Thirteenth Affirmative Defense – Misrepresentation
Finally, the thirteenth affirmative defense states that “Plaintiffs’ claims are barred to the
extent the Plaintiffs or their affiliates, agents, public adjuster, brokers or other representatives
intentionally or unintentionally failed to disclose or concealed, omitted, or misrepresented facts
material to the coverage, the property, the claims and/or alleged damages.” It is unclear to the
Court if this defense derives from the terms of the Policy or some other authority under the law.
And if it derives from the terms of the Policy it is unclear how this defense differs from the tenth
affirmative defense, which is more precise and ties the allegations to a specific exclusion in the
Policy. Cf. Hudson Bay Master Fund Ltd. v. Patriot Nat’l, Inc., No. 16 CIV. 2767 (GBD), 2016

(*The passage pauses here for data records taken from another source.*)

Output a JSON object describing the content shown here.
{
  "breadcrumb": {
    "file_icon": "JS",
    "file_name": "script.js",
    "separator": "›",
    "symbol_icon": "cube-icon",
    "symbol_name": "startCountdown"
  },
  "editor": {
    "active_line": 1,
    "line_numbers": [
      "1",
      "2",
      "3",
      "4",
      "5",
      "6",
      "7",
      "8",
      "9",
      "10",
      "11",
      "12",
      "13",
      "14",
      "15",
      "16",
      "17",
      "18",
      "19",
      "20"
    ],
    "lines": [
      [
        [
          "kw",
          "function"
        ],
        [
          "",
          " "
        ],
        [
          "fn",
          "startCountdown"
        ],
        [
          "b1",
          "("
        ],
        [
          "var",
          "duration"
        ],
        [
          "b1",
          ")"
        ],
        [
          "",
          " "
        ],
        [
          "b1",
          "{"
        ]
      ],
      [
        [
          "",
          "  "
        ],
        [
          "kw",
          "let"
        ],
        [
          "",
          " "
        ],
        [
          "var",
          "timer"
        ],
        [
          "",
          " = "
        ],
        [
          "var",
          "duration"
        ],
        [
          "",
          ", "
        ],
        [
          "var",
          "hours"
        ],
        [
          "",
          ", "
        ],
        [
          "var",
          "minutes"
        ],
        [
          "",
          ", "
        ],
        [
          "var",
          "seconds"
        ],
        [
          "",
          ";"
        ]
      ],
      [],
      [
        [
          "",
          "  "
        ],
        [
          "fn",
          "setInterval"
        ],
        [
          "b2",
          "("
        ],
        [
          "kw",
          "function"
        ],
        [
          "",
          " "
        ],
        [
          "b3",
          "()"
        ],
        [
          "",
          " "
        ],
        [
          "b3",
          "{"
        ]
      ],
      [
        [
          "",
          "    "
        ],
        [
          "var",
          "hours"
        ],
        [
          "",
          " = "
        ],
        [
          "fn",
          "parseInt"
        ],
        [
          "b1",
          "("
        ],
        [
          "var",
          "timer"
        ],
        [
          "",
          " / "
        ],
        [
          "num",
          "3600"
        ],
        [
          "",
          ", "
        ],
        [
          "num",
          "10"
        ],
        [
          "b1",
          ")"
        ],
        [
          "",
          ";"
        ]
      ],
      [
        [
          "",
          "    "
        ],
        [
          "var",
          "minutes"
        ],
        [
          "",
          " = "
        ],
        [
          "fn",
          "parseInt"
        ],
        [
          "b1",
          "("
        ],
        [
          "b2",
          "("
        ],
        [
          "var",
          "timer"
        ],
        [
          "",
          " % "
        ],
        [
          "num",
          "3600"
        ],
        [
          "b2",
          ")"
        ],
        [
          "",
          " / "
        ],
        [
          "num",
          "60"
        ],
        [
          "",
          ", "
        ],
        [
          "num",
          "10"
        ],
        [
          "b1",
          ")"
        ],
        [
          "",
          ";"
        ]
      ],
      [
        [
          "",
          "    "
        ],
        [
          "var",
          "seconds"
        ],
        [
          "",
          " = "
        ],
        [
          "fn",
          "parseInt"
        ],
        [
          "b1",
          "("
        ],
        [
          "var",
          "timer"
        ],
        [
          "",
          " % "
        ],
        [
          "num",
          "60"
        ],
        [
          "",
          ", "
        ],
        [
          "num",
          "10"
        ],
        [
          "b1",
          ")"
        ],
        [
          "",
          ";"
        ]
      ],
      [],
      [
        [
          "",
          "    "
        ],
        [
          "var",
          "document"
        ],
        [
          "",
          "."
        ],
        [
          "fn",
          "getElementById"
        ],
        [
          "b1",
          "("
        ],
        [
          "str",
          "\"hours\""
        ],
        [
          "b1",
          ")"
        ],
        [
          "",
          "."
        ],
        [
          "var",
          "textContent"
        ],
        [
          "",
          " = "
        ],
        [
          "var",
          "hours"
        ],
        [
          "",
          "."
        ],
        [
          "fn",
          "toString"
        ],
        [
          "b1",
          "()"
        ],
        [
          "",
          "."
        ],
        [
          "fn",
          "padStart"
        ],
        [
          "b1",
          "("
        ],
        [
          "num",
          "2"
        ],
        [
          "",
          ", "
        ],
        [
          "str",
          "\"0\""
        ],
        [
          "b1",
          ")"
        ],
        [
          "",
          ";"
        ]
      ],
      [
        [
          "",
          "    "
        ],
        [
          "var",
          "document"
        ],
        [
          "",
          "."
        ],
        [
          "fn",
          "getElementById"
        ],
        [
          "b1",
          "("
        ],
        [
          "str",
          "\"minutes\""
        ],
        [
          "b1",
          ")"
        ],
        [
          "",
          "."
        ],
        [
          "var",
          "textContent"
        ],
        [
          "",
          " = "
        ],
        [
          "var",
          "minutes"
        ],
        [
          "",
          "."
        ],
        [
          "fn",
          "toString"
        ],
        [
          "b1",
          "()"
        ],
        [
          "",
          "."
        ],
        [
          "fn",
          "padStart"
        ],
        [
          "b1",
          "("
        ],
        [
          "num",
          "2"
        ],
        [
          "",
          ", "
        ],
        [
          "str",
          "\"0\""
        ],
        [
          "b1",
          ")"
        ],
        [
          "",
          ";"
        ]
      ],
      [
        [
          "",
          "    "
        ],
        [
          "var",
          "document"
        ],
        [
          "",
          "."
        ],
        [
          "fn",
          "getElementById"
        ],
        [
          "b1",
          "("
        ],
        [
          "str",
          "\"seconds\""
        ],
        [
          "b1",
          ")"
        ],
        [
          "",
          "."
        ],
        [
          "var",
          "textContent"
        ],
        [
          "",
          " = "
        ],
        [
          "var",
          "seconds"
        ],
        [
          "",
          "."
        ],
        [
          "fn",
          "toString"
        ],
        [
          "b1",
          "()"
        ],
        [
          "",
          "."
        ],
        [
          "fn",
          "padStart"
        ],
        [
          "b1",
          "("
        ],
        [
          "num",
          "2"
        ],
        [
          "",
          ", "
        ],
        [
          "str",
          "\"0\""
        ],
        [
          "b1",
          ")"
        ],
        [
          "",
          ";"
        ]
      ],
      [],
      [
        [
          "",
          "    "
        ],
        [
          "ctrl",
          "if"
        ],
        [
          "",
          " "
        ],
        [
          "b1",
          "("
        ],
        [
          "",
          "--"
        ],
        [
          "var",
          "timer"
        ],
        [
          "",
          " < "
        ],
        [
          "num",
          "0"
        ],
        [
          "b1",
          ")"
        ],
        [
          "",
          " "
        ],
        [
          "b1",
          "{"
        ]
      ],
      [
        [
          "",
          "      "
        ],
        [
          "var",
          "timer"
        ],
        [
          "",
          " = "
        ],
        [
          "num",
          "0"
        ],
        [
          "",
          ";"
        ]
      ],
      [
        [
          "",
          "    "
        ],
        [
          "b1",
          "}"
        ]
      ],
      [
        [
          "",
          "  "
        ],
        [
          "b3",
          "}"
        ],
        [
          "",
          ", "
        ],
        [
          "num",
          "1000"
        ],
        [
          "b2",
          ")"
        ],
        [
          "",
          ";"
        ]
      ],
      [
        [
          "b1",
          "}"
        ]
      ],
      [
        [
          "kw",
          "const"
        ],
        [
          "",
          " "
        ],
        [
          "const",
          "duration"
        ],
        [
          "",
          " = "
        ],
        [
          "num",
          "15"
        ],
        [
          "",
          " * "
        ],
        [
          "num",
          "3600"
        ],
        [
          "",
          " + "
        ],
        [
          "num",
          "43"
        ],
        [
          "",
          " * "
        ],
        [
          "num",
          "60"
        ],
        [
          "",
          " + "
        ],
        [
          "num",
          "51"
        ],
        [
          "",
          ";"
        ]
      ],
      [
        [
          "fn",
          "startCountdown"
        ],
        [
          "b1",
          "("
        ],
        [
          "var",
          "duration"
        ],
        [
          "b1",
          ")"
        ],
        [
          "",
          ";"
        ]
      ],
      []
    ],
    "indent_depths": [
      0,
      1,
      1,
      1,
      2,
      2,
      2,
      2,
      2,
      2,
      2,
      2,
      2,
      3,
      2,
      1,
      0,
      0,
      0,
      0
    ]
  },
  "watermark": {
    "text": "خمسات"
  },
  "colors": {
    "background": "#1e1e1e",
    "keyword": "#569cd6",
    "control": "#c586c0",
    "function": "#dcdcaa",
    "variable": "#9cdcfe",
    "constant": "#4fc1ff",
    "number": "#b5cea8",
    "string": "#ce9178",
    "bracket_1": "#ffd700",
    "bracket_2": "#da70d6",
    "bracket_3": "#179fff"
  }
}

WL 6906583, at *8 (S.D.N.Y. Nov. 21, 2016) (striking “Defendants’ affirmative defenses based
on a breach of good faith and fair dealing as duplicative of Defendants’ breach of contract specific
denial, as Defendants have not cited to any new conduct distinguishing the obligations under the
contract from the implied obligation of good faith and fair dealing”). The Court also agrees with
Plaintiffs that the “vague allegations regarding the actions of unnamed third parties” whose actions
might be attributable to the Plaintiffs further undermines the factual and legal sufficiency of this
defense. GEOMC Co., 918 F.3d at 99 (quoting GEOMC Co. v. Calmare Therapeutics, Inc., No.
3:14-CV-01222 (VAB), 2016 WL 6122930, at *5 (D. Conn. Oct. 19, 2016)). The motion to strike
the thirteenth affirmative defense is granted without prejudice.
For the foregoing reasons, the motion to strike is granted with respect to the second, sixth,
and thirteenth affirmative defenses without prejudice to the filing of an amended answer on or
before June 25, 2021, and the motion is denied with respect to the fourth and tenth affirmative
SO ORDERED at Bridgeport, Connecticut, this 4th day of June 2021.
/s/ Kari A. Dooley
KARI A. DOOLEY
UNITED STATES DISTRICT JUDGE
Disclaimer: Justia Dockets & Filings provides public litigation records from the federal appellate and district courts. These filings and docket sheets should not be considered findings of fact or liability, nor do they necessarily reflect the view of Justia.
Why Is My Information Online?